(App and web page records)
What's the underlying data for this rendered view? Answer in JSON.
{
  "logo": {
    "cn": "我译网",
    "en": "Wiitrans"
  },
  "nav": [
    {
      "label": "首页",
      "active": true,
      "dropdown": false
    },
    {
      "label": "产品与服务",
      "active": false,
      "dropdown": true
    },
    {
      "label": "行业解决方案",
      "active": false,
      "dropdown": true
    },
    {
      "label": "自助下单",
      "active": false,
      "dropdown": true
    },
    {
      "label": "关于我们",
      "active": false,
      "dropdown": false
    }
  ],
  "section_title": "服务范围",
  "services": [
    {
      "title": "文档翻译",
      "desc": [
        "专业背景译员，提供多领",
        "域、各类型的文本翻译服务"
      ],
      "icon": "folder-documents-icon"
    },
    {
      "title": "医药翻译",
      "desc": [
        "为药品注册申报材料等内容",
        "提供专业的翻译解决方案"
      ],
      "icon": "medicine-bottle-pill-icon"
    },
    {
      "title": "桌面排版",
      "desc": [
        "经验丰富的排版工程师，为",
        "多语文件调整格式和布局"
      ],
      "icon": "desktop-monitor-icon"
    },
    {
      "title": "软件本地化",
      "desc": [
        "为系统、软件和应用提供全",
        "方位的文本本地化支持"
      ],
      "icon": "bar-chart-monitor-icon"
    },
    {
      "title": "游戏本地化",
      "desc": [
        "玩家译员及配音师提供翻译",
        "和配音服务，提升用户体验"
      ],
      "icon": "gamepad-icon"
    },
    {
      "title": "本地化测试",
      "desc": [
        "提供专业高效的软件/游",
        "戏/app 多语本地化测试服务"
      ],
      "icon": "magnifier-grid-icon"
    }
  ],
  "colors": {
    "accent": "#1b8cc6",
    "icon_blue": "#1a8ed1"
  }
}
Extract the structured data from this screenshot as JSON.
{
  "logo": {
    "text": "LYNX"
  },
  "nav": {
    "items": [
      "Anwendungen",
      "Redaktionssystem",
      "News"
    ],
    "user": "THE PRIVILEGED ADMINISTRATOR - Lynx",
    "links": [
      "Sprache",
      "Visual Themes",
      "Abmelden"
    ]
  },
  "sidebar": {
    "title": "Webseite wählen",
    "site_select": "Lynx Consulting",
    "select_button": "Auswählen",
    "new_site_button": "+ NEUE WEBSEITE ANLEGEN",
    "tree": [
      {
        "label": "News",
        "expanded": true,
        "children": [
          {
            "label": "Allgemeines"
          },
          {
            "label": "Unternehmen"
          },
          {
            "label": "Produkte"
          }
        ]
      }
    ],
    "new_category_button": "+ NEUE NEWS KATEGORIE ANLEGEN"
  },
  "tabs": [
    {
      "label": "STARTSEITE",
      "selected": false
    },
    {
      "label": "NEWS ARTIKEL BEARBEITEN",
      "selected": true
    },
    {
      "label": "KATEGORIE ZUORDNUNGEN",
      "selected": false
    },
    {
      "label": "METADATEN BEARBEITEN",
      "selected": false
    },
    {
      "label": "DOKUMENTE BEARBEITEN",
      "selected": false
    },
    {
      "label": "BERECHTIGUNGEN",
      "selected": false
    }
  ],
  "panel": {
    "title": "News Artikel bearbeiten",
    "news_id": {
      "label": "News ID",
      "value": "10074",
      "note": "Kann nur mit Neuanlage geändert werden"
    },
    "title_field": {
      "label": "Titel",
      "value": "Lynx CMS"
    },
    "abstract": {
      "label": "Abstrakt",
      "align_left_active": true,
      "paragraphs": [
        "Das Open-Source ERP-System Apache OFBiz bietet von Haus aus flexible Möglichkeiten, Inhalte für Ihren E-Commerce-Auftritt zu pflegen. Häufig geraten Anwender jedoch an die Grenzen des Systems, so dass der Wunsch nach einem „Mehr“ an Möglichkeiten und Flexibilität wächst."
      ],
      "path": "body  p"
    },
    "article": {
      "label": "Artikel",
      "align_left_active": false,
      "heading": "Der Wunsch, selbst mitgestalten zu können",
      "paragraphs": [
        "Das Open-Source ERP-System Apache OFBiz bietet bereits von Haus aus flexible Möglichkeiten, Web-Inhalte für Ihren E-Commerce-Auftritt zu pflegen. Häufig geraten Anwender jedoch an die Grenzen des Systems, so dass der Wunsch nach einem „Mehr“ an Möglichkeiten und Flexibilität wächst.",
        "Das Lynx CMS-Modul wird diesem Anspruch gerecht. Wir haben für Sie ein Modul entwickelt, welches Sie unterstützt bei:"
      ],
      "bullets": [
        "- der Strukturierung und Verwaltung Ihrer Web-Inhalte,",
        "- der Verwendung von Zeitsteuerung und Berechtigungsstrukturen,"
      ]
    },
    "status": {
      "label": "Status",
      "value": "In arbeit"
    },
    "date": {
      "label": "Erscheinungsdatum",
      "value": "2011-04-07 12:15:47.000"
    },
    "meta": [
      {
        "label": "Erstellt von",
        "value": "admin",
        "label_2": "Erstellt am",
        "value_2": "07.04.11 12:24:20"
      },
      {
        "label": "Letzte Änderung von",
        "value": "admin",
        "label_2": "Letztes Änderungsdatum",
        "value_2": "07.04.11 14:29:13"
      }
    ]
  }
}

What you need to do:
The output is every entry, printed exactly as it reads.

Written answer:
What's the underlying data for this rendered view? Answer in JSON.
{
  "logo": {
    "cn": "我译网",
    "en": "Wiitrans"
  },
  "nav": [
    {
      "label": "首页",
      "active": true,
      "dropdown": false
    },
    {
      "label": "产品与服务",
      "active": false,
      "dropdown": true
    },
    {
      "label": "行业解决方案",
      "active": false,
      "dropdown": true
    },
    {
      "label": "自助下单",
      "active": false,
      "dropdown": true
    },
    {
      "label": "关于我们",
      "active": false,
      "dropdown": false
    }
  ],
  "section_title": "服务范围",
  "services": [
    {
      "title": "文档翻译",
      "desc": [
        "专业背景译员，提供多领",
        "域、各类型的文本翻译服务"
      ],
      "icon": "folder-documents-icon"
    },
    {
      "title": "医药翻译",
      "desc": [
        "为药品注册申报材料等内容",
        "提供专业的翻译解决方案"
      ],
      "icon": "medicine-bottle-pill-icon"
    },
    {
      "title": "桌面排版",
      "desc": [
        "经验丰富的排版工程师，为",
        "多语文件调整格式和布局"
      ],
      "icon": "desktop-monitor-icon"
    },
    {
      "title": "软件本地化",
      "desc": [
        "为系统、软件和应用提供全",
        "方位的文本本地化支持"
      ],
      "icon": "bar-chart-monitor-icon"
    },
    {
      "title": "游戏本地化",
      "desc": [
        "玩家译员及配音师提供翻译",
        "和配音服务，提升用户体验"
      ],
      "icon": "gamepad-icon"
    },
    {
      "title": "本地化测试",
      "desc": [
        "提供专业高效的软件/游",
        "戏/app 多语本地化测试服务"
      ],
      "icon": "magnifier-grid-icon"
    }
  ],
  "colors": {
    "accent": "#1b8cc6",
    "icon_blue": "#1a8ed1"
  }
}
Extract the structured data from this screenshot as JSON.
{
  "logo": {
    "text": "LYNX"
  },
  "nav": {
    "items": [
      "Anwendungen",
      "Redaktionssystem",
      "News"
    ],
    "user": "THE PRIVILEGED ADMINISTRATOR - Lynx",
    "links": [
      "Sprache",
      "Visual Themes",
      "Abmelden"
    ]
  },
  "sidebar": {
    "title": "Webseite wählen",
    "site_select": "Lynx Consulting",
    "select_button": "Auswählen",
    "new_site_button": "+ NEUE WEBSEITE ANLEGEN",
    "tree": [
      {
        "label": "News",
        "expanded": true,
        "children": [
          {
            "label": "Allgemeines"
          },
          {
            "label": "Unternehmen"
          },
          {
            "label": "Produkte"
          }
        ]
      }
    ],
    "new_category_button": "+ NEUE NEWS KATEGORIE ANLEGEN"
  },
  "tabs": [
    {
      "label": "STARTSEITE",
      "selected": false
    },
    {
      "label": "NEWS ARTIKEL BEARBEITEN",
      "selected": true
    },
    {
      "label": "KATEGORIE ZUORDNUNGEN",
      "selected": false
    },
    {
      "label": "METADATEN BEARBEITEN",
      "selected": false
    },
    {
      "label": "DOKUMENTE BEARBEITEN",
      "selected": false
    },
    {
      "label": "BERECHTIGUNGEN",
      "selected": false
    }
  ],
  "panel": {
    "title": "News Artikel bearbeiten",
    "news_id": {
      "label": "News ID",
      "value": "10074",
      "note": "Kann nur mit Neuanlage geändert werden"
    },
    "title_field": {
      "label": "Titel",
      "value": "Lynx CMS"
    },
    "abstract": {
      "label": "Abstrakt",
      "align_left_active": true,
      "paragraphs": [
        "Das Open-Source ERP-System Apache OFBiz bietet von Haus aus flexible Möglichkeiten, Inhalte für Ihren E-Commerce-Auftritt zu pflegen. Häufig geraten Anwender jedoch an die Grenzen des Systems, so dass der Wunsch nach einem „Mehr“ an Möglichkeiten und Flexibilität wächst."
      ],
      "path": "body  p"
    },
    "article": {
      "label": "Artikel",
      "align_left_active": false,
      "heading": "Der Wunsch, selbst mitgestalten zu können",
      "paragraphs": [
        "Das Open-Source ERP-System Apache OFBiz bietet bereits von Haus aus flexible Möglichkeiten, Web-Inhalte für Ihren E-Commerce-Auftritt zu pflegen. Häufig geraten Anwender jedoch an die Grenzen des Systems, so dass der Wunsch nach einem „Mehr“ an Möglichkeiten und Flexibilität wächst.",
        "Das Lynx CMS-Modul wird diesem Anspruch gerecht. Wir haben für Sie ein Modul entwickelt, welches Sie unterstützt bei:"
      ],
      "bullets": [
        "- der Strukturierung und Verwaltung Ihrer Web-Inhalte,",
        "- der Verwendung von Zeitsteuerung und Berechtigungsstrukturen,"
      ]
    },
    "status": {
      "label": "Status",
      "value": "In arbeit"
    },
    "date": {
      "label": "Erscheinungsdatum",
      "value": "2011-04-07 12:15:47.000"
    },
    "meta": [
      {
        "label": "Erstellt von",
        "value": "admin",
        "label_2": "Erstellt am",
        "value_2": "07.04.11 12:24:20"
      },
      {
        "label": "Letzte Änderung von",
        "value": "admin",
        "label_2": "Letztes Änderungsdatum",
        "value_2": "07.04.11 14:29:13"
      }
    ]
  }
}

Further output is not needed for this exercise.